- Once the dough is cool enough to touch, divide the ball of dough between your tartlet pans. Use the back of your hand to flatten out the dough onto the bottom of each pan, and your finger tips to mold the dough up into the corners and sides of the pan. It will feel a little greasy and kinda unpleasant (the dough has the texture of mashed potatoes), but go with it. Once all the pans are lined, use a fork to poke several holes into the crust.
- Line the tart pans on a baking sheet and bake at 410 (F) for 15 minutes, or until the crust is light brown and starts to appear flaky. Once it does, remove carefully from oven and let rest on a wire rack. This crust is very forgiving — it should have hardly any cracks. If you are worried about cracks, you can reserve some of the dough to press into any cracks that might appear after the baking process — the residual heat from the freshly baked tarts will bake the dough accordingly and patch up your crust. Once the crust is completely cooled, it is ready for filling.
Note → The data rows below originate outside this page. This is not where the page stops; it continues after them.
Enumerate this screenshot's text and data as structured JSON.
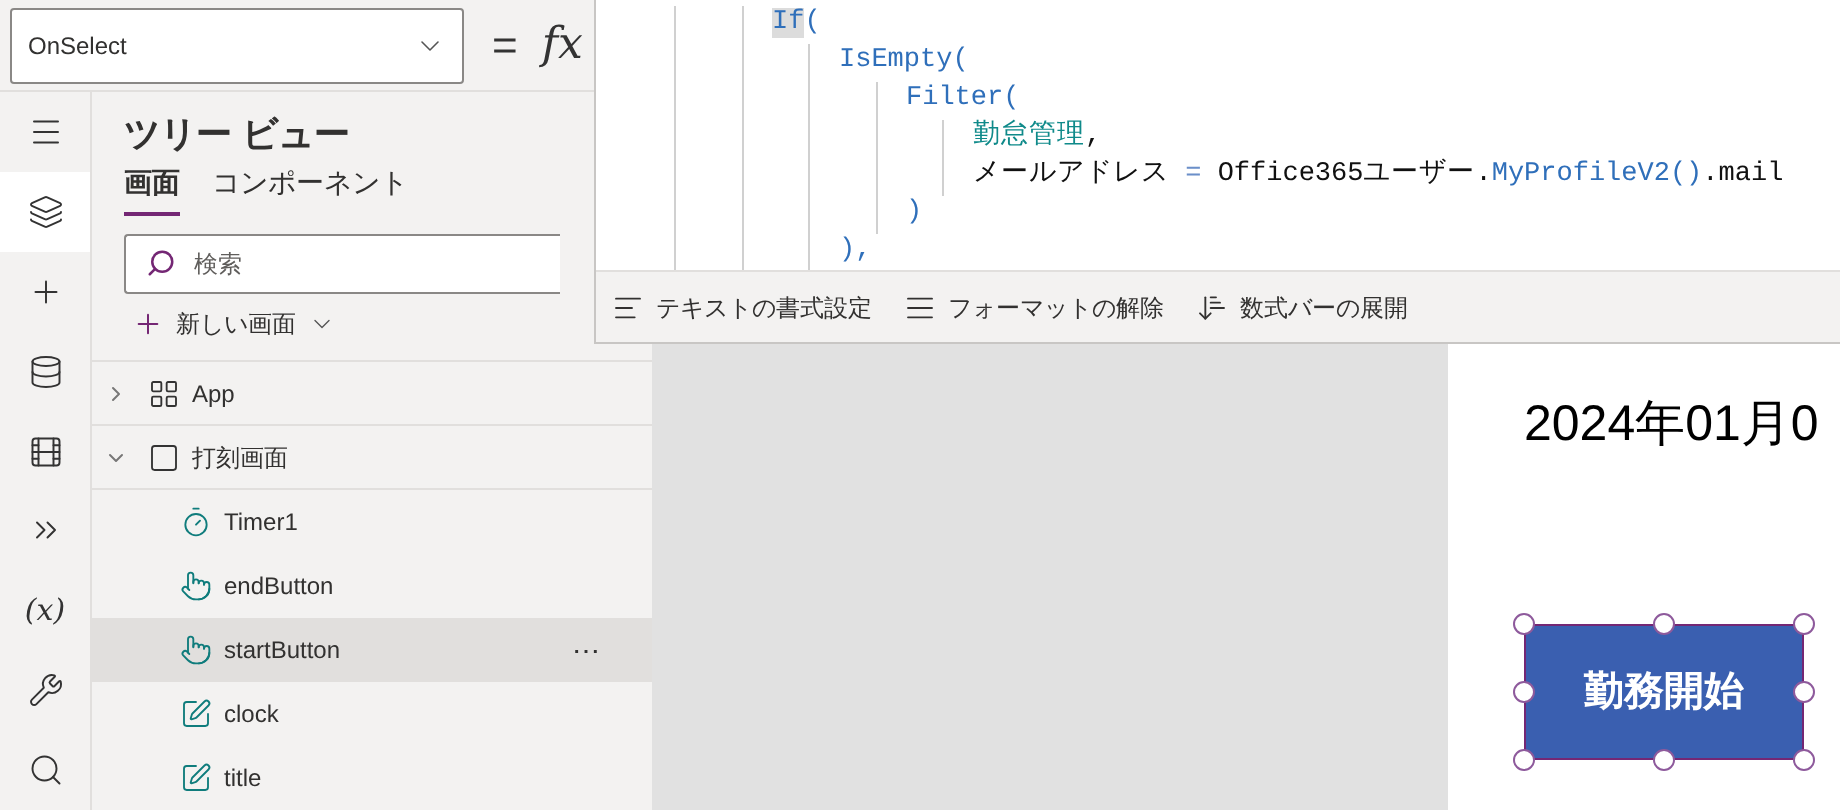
{
  "formula_bar": {
    "property": "OnSelect",
    "equals": "=",
    "fx": "fx"
  },
  "rail": [
    {
      "kind": "menu",
      "selected": false
    },
    {
      "kind": "layers",
      "selected": true
    },
    {
      "kind": "plus",
      "selected": false
    },
    {
      "kind": "database",
      "selected": false
    },
    {
      "kind": "media",
      "selected": false
    },
    {
      "kind": "automate",
      "selected": false
    },
    {
      "kind": "variables",
      "selected": false,
      "label": "(x)"
    },
    {
      "kind": "tools",
      "selected": false
    },
    {
      "kind": "search",
      "selected": false
    }
  ],
  "tree_view": {
    "title": "ツリー ビュー",
    "tabs": [
      {
        "label": "画面",
        "selected": true
      },
      {
        "label": "コンポーネント",
        "selected": false
      }
    ],
    "search": {
      "placeholder": "検索"
    },
    "new_screen": "新しい画面",
    "items": [
      {
        "kind": "app",
        "label": "App",
        "expanded": false,
        "selected": false
      },
      {
        "kind": "screen",
        "label": "打刻画面",
        "expanded": true,
        "selected": false,
        "children": [
          {
            "kind": "timer",
            "label": "Timer1",
            "selected": false
          },
          {
            "kind": "button",
            "label": "endButton",
            "selected": false
          },
          {
            "kind": "button",
            "label": "startButton",
            "selected": true,
            "more": "⋯"
          },
          {
            "kind": "label",
            "label": "clock",
            "selected": false
          },
          {
            "kind": "label",
            "label": "title",
            "selected": false
          }
        ]
      }
    ]
  },
  "formula_editor": {
    "code": [
      {
        "tokens": [
          {
            "text": "If",
            "kind": "match"
          },
          {
            "text": "(",
            "kind": "function"
          }
        ],
        "children": [
          {
            "tokens": [
              {
                "text": "IsEmpty(",
                "kind": "function"
              }
            ],
            "children": [
              {
                "tokens": [
                  {
                    "text": "Filter(",
                    "kind": "function"
                  }
                ],
                "children": [
                  {
                    "tokens": [
                      {
                        "text": "勤怠管理",
                        "kind": "table"
                      },
                      {
                        "text": ",",
                        "kind": "plain"
                      }
                    ]
                  },
                  {
                    "tokens": [
                      {
                        "text": "メールアドレス ",
                        "kind": "plain"
                      },
                      {
                        "text": "=",
                        "kind": "operator"
                      },
                      {
                        "text": " Office365ユーザー.",
                        "kind": "plain"
                      },
                      {
                        "text": "MyProfileV2()",
                        "kind": "function"
                      },
                      {
                        "text": ".mail",
                        "kind": "plain"
                      }
                    ]
                  }
                ]
              },
              {
                "tokens": [
                  {
                    "text": ")",
                    "kind": "function"
                  }
                ]
              }
            ]
          },
          {
            "tokens": [
              {
                "text": "),",
                "kind": "function"
              }
            ]
          }
        ]
      }
    ],
    "toolbar": [
      {
        "kind": "format",
        "label": "テキストの書式設定"
      },
      {
        "kind": "unformat",
        "label": "フォーマットの解除"
      },
      {
        "kind": "expand",
        "label": "数式バーの展開"
      }
    ]
  },
  "canvas": {
    "date": "2024年01月0",
    "button": {
      "label": "勤務開始",
      "selected": true
    }
  }
}
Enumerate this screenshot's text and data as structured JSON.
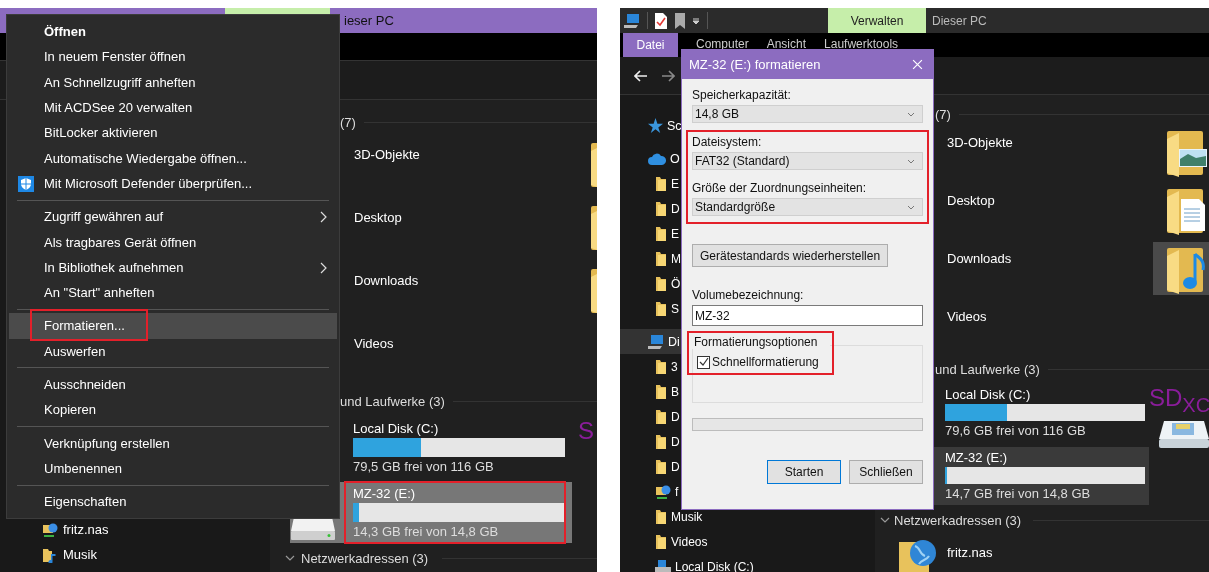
{
  "left": {
    "title_bar": {
      "location": "ieser PC"
    },
    "sidebar_items": [
      {
        "label": "fritz.nas",
        "kind": "network"
      },
      {
        "label": "Musik",
        "kind": "folder"
      }
    ],
    "folders_header": "(7)",
    "folders": [
      {
        "name": "3D-Objekte"
      },
      {
        "name": "Desktop"
      },
      {
        "name": "Downloads"
      },
      {
        "name": "Videos"
      }
    ],
    "drives_header": "und Laufwerke (3)",
    "drives": [
      {
        "name": "Local Disk (C:)",
        "level": 0.32,
        "free": "79,5 GB frei von 116 GB",
        "selected": false,
        "highlighted": false
      },
      {
        "name": "MZ-32 (E:)",
        "level": 0.03,
        "free": "14,3 GB frei von 14,8 GB",
        "selected": true,
        "highlighted": true
      }
    ],
    "sd_card": {
      "label": "S"
    },
    "network_header": "Netzwerkadressen (3)",
    "context_menu": [
      {
        "kind": "item",
        "label": "Öffnen",
        "bold": true,
        "selected": false,
        "highlighted": false
      },
      {
        "kind": "item",
        "label": "In neuem Fenster öffnen",
        "bold": false,
        "selected": false,
        "highlighted": false
      },
      {
        "kind": "item",
        "label": "An Schnellzugriff anheften",
        "bold": false,
        "selected": false,
        "highlighted": false
      },
      {
        "kind": "item",
        "label": "Mit ACDSee 20 verwalten",
        "bold": false,
        "selected": false,
        "highlighted": false
      },
      {
        "kind": "item",
        "label": "BitLocker aktivieren",
        "bold": false,
        "selected": false,
        "highlighted": false
      },
      {
        "kind": "item",
        "label": "Automatische Wiedergabe öffnen...",
        "bold": false,
        "selected": false,
        "highlighted": false
      },
      {
        "kind": "icon_item",
        "label": "Mit Microsoft Defender überprüfen...",
        "bold": false,
        "selected": false,
        "highlighted": false
      },
      {
        "kind": "separator"
      },
      {
        "kind": "submenu_item",
        "label": "Zugriff gewähren auf",
        "bold": false,
        "selected": false,
        "highlighted": false
      },
      {
        "kind": "item",
        "label": "Als tragbares Gerät öffnen",
        "bold": false,
        "selected": false,
        "highlighted": false
      },
      {
        "kind": "submenu_item",
        "label": "In Bibliothek aufnehmen",
        "bold": false,
        "selected": false,
        "highlighted": false
      },
      {
        "kind": "item",
        "label": "An \"Start\" anheften",
        "bold": false,
        "selected": false,
        "highlighted": false
      },
      {
        "kind": "separator"
      },
      {
        "kind": "item",
        "label": "Formatieren...",
        "bold": false,
        "selected": true,
        "highlighted": true
      },
      {
        "kind": "item",
        "label": "Auswerfen",
        "bold": false,
        "selected": false,
        "highlighted": false
      },
      {
        "kind": "separator"
      },
      {
        "kind": "item",
        "label": "Ausschneiden",
        "bold": false,
        "selected": false,
        "highlighted": false
      },
      {
        "kind": "item",
        "label": "Kopieren",
        "bold": false,
        "selected": false,
        "highlighted": false
      },
      {
        "kind": "separator"
      },
      {
        "kind": "item",
        "label": "Verknüpfung erstellen",
        "bold": false,
        "selected": false,
        "highlighted": false
      },
      {
        "kind": "item",
        "label": "Umbenennen",
        "bold": false,
        "selected": false,
        "highlighted": false
      },
      {
        "kind": "separator"
      },
      {
        "kind": "item",
        "label": "Eigenschaften",
        "bold": false,
        "selected": false,
        "highlighted": false
      }
    ]
  },
  "right": {
    "title_bar": {
      "tool_tab": "Verwalten",
      "location": "Dieser PC"
    },
    "ribbon_tabs": [
      {
        "label": "Datei",
        "selected": true
      },
      {
        "label": "Computer",
        "selected": false
      },
      {
        "label": "Ansicht",
        "selected": false
      },
      {
        "label": "Laufwerktools",
        "selected": false
      }
    ],
    "sidebar": [
      {
        "label": "Sc",
        "selected": false
      },
      {
        "label": "O",
        "selected": false,
        "children": [
          {
            "label": "E",
            "kind": "folder",
            "selected": false
          },
          {
            "label": "D",
            "kind": "folder",
            "selected": false
          },
          {
            "label": "E",
            "kind": "folder",
            "selected": false
          },
          {
            "label": "M",
            "kind": "folder",
            "selected": false
          },
          {
            "label": "Ö",
            "kind": "folder",
            "selected": false
          },
          {
            "label": "S",
            "kind": "folder",
            "selected": false
          }
        ]
      },
      {
        "label": "Di",
        "selected": true,
        "children": [
          {
            "label": "3",
            "kind": "folder",
            "selected": false
          },
          {
            "label": "B",
            "kind": "folder",
            "selected": false
          },
          {
            "label": "D",
            "kind": "folder",
            "selected": false
          },
          {
            "label": "D",
            "kind": "folder",
            "selected": false
          },
          {
            "label": "D",
            "kind": "folder",
            "selected": false
          },
          {
            "label": "f",
            "kind": "network",
            "selected": false
          },
          {
            "label": "Musik",
            "kind": "folder",
            "selected": false
          },
          {
            "label": "Videos",
            "kind": "folder",
            "selected": false
          },
          {
            "label": "Local Disk (C:)",
            "kind": "drive",
            "selected": false
          }
        ]
      }
    ],
    "folders_header": "(7)",
    "folders": [
      {
        "name": "3D-Objekte"
      },
      {
        "name": "Desktop"
      },
      {
        "name": "Downloads"
      },
      {
        "name": "Videos"
      }
    ],
    "next_column_tiles": [
      {
        "selected": false
      },
      {
        "selected": false
      },
      {
        "selected": true
      }
    ],
    "drives_header": "und Laufwerke (3)",
    "drives": [
      {
        "name": "Local Disk (C:)",
        "level": 0.31,
        "free": "79,6 GB frei von 116 GB",
        "selected": false
      },
      {
        "name": "MZ-32 (E:)",
        "level": 0.01,
        "free": "14,7 GB frei von 14,8 GB",
        "selected": true
      }
    ],
    "sd_card": {
      "label": "SD$_{XC}$"
    },
    "network_header": "Netzwerkadressen (3)",
    "network_items": [
      {
        "name": "fritz.nas"
      }
    ],
    "format_dialog": {
      "title": "MZ-32 (E:) formatieren",
      "fields": [
        {
          "label": "Speicherkapazität:",
          "value": "14,8 GB",
          "highlighted": false
        },
        {
          "label": "Dateisystem:",
          "value": "FAT32 (Standard)",
          "highlighted": true
        },
        {
          "label": "Größe der Zuordnungseinheiten:",
          "value": "Standardgröße",
          "highlighted": true
        }
      ],
      "restore_button": "Gerätestandards wiederherstellen",
      "volume_label": "Volumebezeichnung:",
      "volume_value": "MZ-32",
      "options_title": "Formatierungsoptionen",
      "options_highlighted": true,
      "quick_format": {
        "label": "Schnellformatierung",
        "checked": true
      },
      "progress": {
        "level": 0
      },
      "buttons": [
        {
          "label": "Starten",
          "default": true
        },
        {
          "label": "Schließen",
          "default": false
        }
      ]
    }
  }
}
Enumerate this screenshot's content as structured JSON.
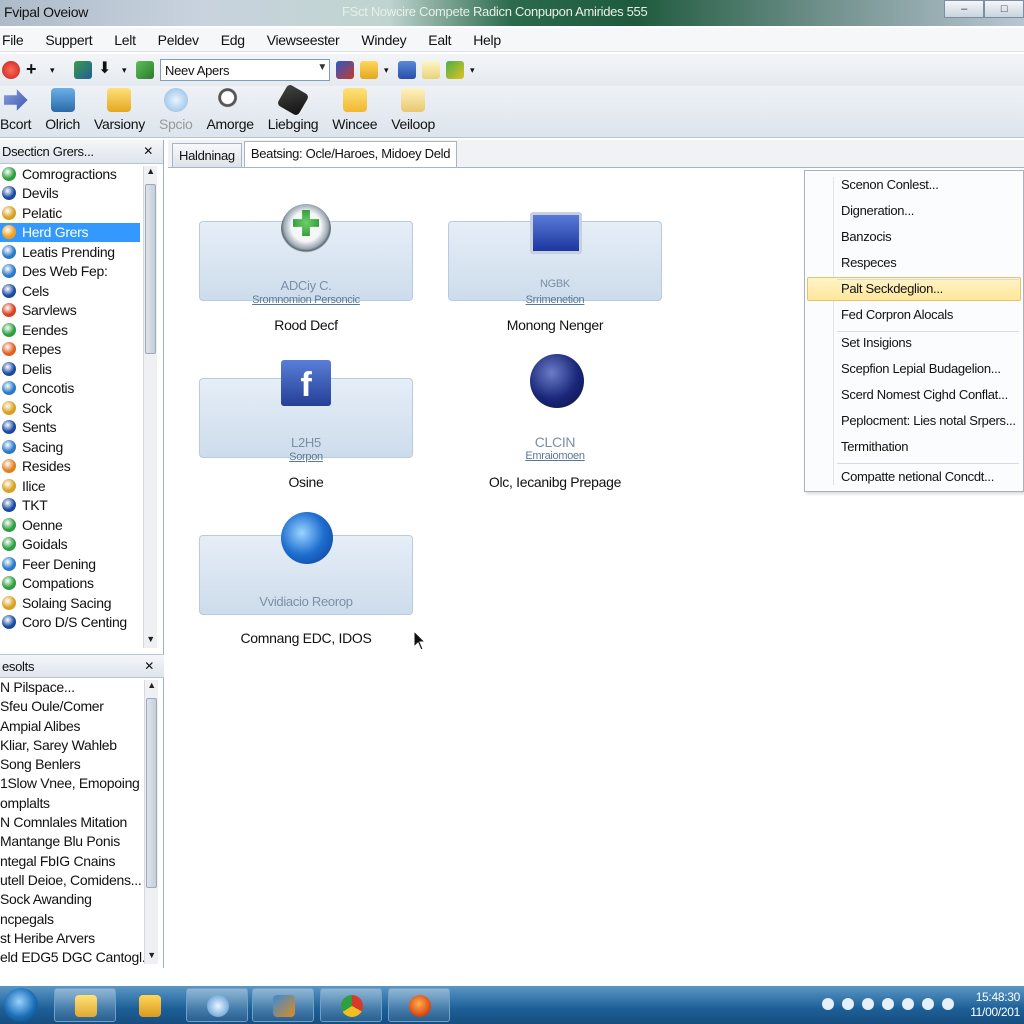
{
  "window": {
    "title": "Fvipal Oveiow",
    "caption": "FSct Nowcire Compete Radicn Conpupon Amirides 555"
  },
  "menubar": [
    "File",
    "Suppert",
    "Lelt",
    "Peldev",
    "Edg",
    "Viewseester",
    "Windey",
    "Ealt",
    "Help"
  ],
  "toolbar": {
    "combo_value": "Neev Apers"
  },
  "big_toolbar": [
    "Bcort",
    "Olrich",
    "Varsiony",
    "Spcio",
    "Amorge",
    "Liebging",
    "Wincee",
    "Veiloop"
  ],
  "left_pane": {
    "title": "Dsecticn Grers...",
    "close": "✕",
    "items": [
      {
        "label": "Comrogractions",
        "color": "#2e9e3e"
      },
      {
        "label": "Devils",
        "color": "#1a4aa0"
      },
      {
        "label": "Pelatic",
        "color": "#d8a020"
      },
      {
        "label": "Herd Grers",
        "color": "#f0a020",
        "selected": true
      },
      {
        "label": "Leatis Prending",
        "color": "#2a78c8"
      },
      {
        "label": "Des Web Fep:",
        "color": "#2a78c8"
      },
      {
        "label": "Cels",
        "color": "#1a4aa0"
      },
      {
        "label": "Sarvlews",
        "color": "#d84020"
      },
      {
        "label": "Eendes",
        "color": "#2e9e3e"
      },
      {
        "label": "Repes",
        "color": "#e06020"
      },
      {
        "label": "Delis",
        "color": "#1a4aa0"
      },
      {
        "label": "Concotis",
        "color": "#2a78c8"
      },
      {
        "label": "Sock",
        "color": "#d8a020"
      },
      {
        "label": "Sents",
        "color": "#1a4aa0"
      },
      {
        "label": "Sacing",
        "color": "#2a78c8"
      },
      {
        "label": "Resides",
        "color": "#e08020"
      },
      {
        "label": "Ilice",
        "color": "#d8a020"
      },
      {
        "label": "TKT",
        "color": "#1a4aa0"
      },
      {
        "label": "Oenne",
        "color": "#2e9e3e"
      },
      {
        "label": "Goidals",
        "color": "#2e9e3e"
      },
      {
        "label": "Feer Dening",
        "color": "#2a78c8"
      },
      {
        "label": "Compations",
        "color": "#2e9e3e"
      },
      {
        "label": "Solaing Sacing",
        "color": "#d8a020"
      },
      {
        "label": "Coro D/S Centing",
        "color": "#1a4aa0"
      }
    ]
  },
  "lower_pane": {
    "title": "esolts",
    "close": "✕",
    "items": [
      "N Pilspace...",
      "Sfeu Oule/Comer",
      "Ampial Alibes",
      "Kliar, Sarey Wahleb",
      "Song Benlers",
      "1Slow Vnee, Emopoing",
      "omplalts",
      "N Comnlales Mitation",
      "Mantange Blu Ponis",
      "ntegal FbIG Cnains",
      "utell Deioe, Comidens...",
      "Sock Awanding",
      "ncpegals",
      "st Heribe Arvers",
      "eld EDG5 DGC Cantogl."
    ]
  },
  "tabs": [
    "Haldninag",
    "Beatsing: Ocle/Haroes, Midoey Deld"
  ],
  "cards": [
    {
      "big": "ADCiy C.",
      "small": "Sromnomion Personcic",
      "caption": "Rood Decf"
    },
    {
      "big": "NGBK",
      "small": "Srrimenetion",
      "caption": "Monong Nenger"
    },
    {
      "big": "L2H5",
      "small": "Sorpon",
      "caption": "Osine"
    },
    {
      "big": "CLCIN",
      "small": "Emraiomoen",
      "caption": "Olc, Iecanibg Prepage"
    },
    {
      "big": "Vvidiacio Reorop",
      "small": "",
      "caption": "Comnang EDC, IDOS"
    }
  ],
  "context_menu": [
    "Scenon Conlest...",
    "Digneration...",
    "Banzocis",
    "Respeces",
    "Palt Seckdeglion...",
    "Fed Corpron Alocals",
    "Set Insigions",
    "Scepfion Lepial Budagelion...",
    "Scerd Nomest Cighd Conflat...",
    "Peplocment: Lies notal Srpers...",
    "Termithation",
    "Compatte netional Concdt..."
  ],
  "tray": {
    "time": "15:48:30",
    "date": "11/00/201"
  }
}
- In a large glass bowl (see baker's notes), whisk together 1/2 cup lime juice, 2 tablespoons lime zest, 1/2 cup plus 2 tablespoons granulated sugar and 3 large eggs. Nestle the bowl on top of a sauce pot filled with water to create a double boiler — make sure the bottom of the bowl does not touch the water. Place the pot over medium heat and cook the mixture, whisking constantly, until the mixture thickens and registers 172 (F) on an instant-read thermometer. Once the mixture is ready, it should be able to coat the back of a wooden spoon and your whisk should leave a clear trail through the curd.
- When the curd is ready, remove mixture from heat. Let cool to 140 (F) on a wire rack, whisking occasionally to release heat.
- When the curd has reached 140 (F), add 3/4 cup plus 2 tablespoons unsalted butter, a few cubes at a time, and use an immersion blender (see baker's notes) to blend until the butter dissolves completely after each addition. This will take longer than you think it will, and the cream will start to turn into a pale yellow with a thick, opaque texture.
- Once all the butter is added, allow the curd to cool to room temperature before placing plastic wrap directly on the surface of the cream (to prevent a sin from forming). Refrigerate until well chilled, at least 2 hours.
- Use a 1-tablespoon sized cookie dough scoop to scoop lime cream into each baked tartlet shell — I used about 3 heaping tablespoons per tartlet. Use an offset spatula to smooth and spread the curd evenly throughout the shell.
- Top each tartlet with the appropriate number of meringues to cover the curd entirely. Use a chef's torch to caramelize the tops of the meringues — be careful to avoid torching the lime curd and tart crust itself. After torching, the tarts are best when eaten immediately. You can keep the tarts in the fridge for longer (up to 2 - 3 days) if you don't top with meringues and only do so before serving.